**Work required:** Where the string "background" occurs in the material below, report the whole line.

**Given records:**
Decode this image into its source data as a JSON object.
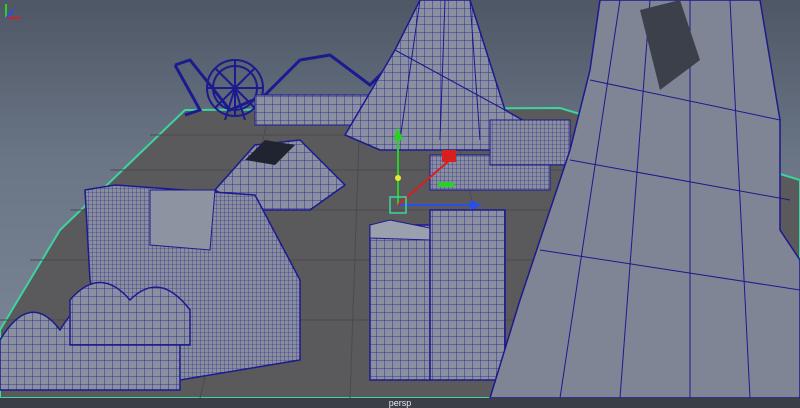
{
  "viewport": {
    "camera_label": "persp",
    "colors": {
      "background": "#6a7585",
      "grid": "#555a5f",
      "wireframe": "#1c1a8f",
      "shade": "#8d93a0",
      "grid_edge": "#3cd4a0",
      "manipulator_x": "#d81e1e",
      "manipulator_y": "#2ad02a",
      "manipulator_z": "#2a4ee8",
      "pivot": "#e8e83a"
    },
    "icons": {
      "move_manipulator": "move-manipulator-icon",
      "axis_indicator": "axis-indicator-icon"
    }
  }
}
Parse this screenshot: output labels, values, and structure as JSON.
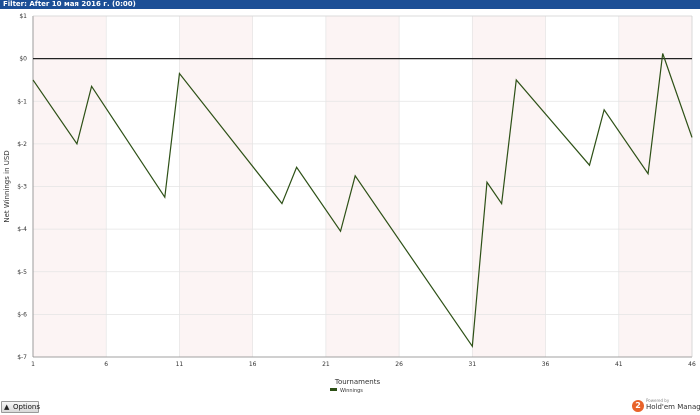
{
  "filter": {
    "text": "Filter: After 10 мая 2016 г. (0:00)"
  },
  "chart_data": {
    "type": "line",
    "title": "",
    "xlabel": "Tournaments",
    "ylabel": "Net Winnings in USD",
    "xlim": [
      1,
      46
    ],
    "ylim": [
      -7,
      1
    ],
    "x_ticks": [
      "1",
      "6",
      "11",
      "16",
      "21",
      "26",
      "31",
      "36",
      "41",
      "46"
    ],
    "y_ticks": [
      "$1",
      "$0",
      "$-1",
      "$-2",
      "$-3",
      "$-4",
      "$-5",
      "$-6",
      "$-7"
    ],
    "grid": true,
    "legend": "bottom-center",
    "series": [
      {
        "name": "Winnings",
        "color": "#2d5016",
        "x": [
          1,
          4,
          5,
          10,
          11,
          18,
          19,
          22,
          23,
          31,
          32,
          33,
          34,
          39,
          40,
          43,
          44,
          46
        ],
        "y": [
          -0.5,
          -2.0,
          -0.65,
          -3.25,
          -0.35,
          -3.4,
          -2.55,
          -4.05,
          -2.75,
          -6.75,
          -2.9,
          -3.4,
          -0.5,
          -2.5,
          -1.2,
          -2.7,
          0.12,
          -1.85
        ]
      }
    ]
  },
  "footer": {
    "options_label": "Options",
    "options_icon": "triangle-up-icon",
    "brand_small": "Powered by",
    "brand_name": "Hold'em Manager",
    "brand_icon": "hem-logo-icon",
    "brand_badge": "2"
  }
}
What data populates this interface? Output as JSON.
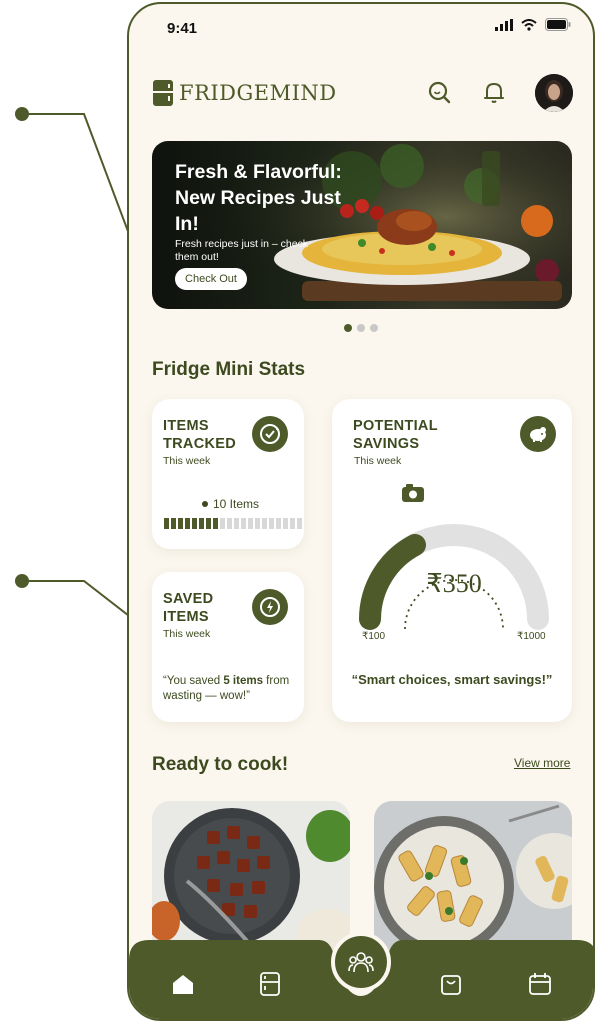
{
  "status": {
    "time": "9:41"
  },
  "app": {
    "name": "FRIDGEMIND"
  },
  "banner": {
    "title": "Fresh & Flavorful: New Recipes Just In!",
    "subtitle": "Fresh recipes just in – check them out!",
    "button": "Check Out",
    "slides": 3,
    "active_slide": 1
  },
  "stats": {
    "section_title": "Fridge Mini Stats",
    "items_tracked": {
      "title_line1": "ITEMS",
      "title_line2": "TRACKED",
      "period": "This week",
      "count_label": "10 Items",
      "segments_total": 20,
      "segments_filled": 8
    },
    "saved_items": {
      "title_line1": "SAVED",
      "title_line2": "ITEMS",
      "period": "This week",
      "quote_prefix": "“You saved ",
      "quote_bold": "5 items",
      "quote_suffix": " from wasting — wow!”"
    },
    "potential_savings": {
      "title_line1": "POTENTIAL",
      "title_line2": "SAVINGS",
      "period": "This week",
      "value": "₹350",
      "min": "₹100",
      "max": "₹1000",
      "quote": "“Smart choices, smart savings!”"
    }
  },
  "cook": {
    "section_title": "Ready to cook!",
    "view_more": "View more"
  },
  "colors": {
    "primary": "#4e5a2a",
    "background": "#fbf7ee",
    "card": "#ffffff"
  }
}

**Exercise answer:**
      "background": "#6a7585",
    "background": "#fbf7ee",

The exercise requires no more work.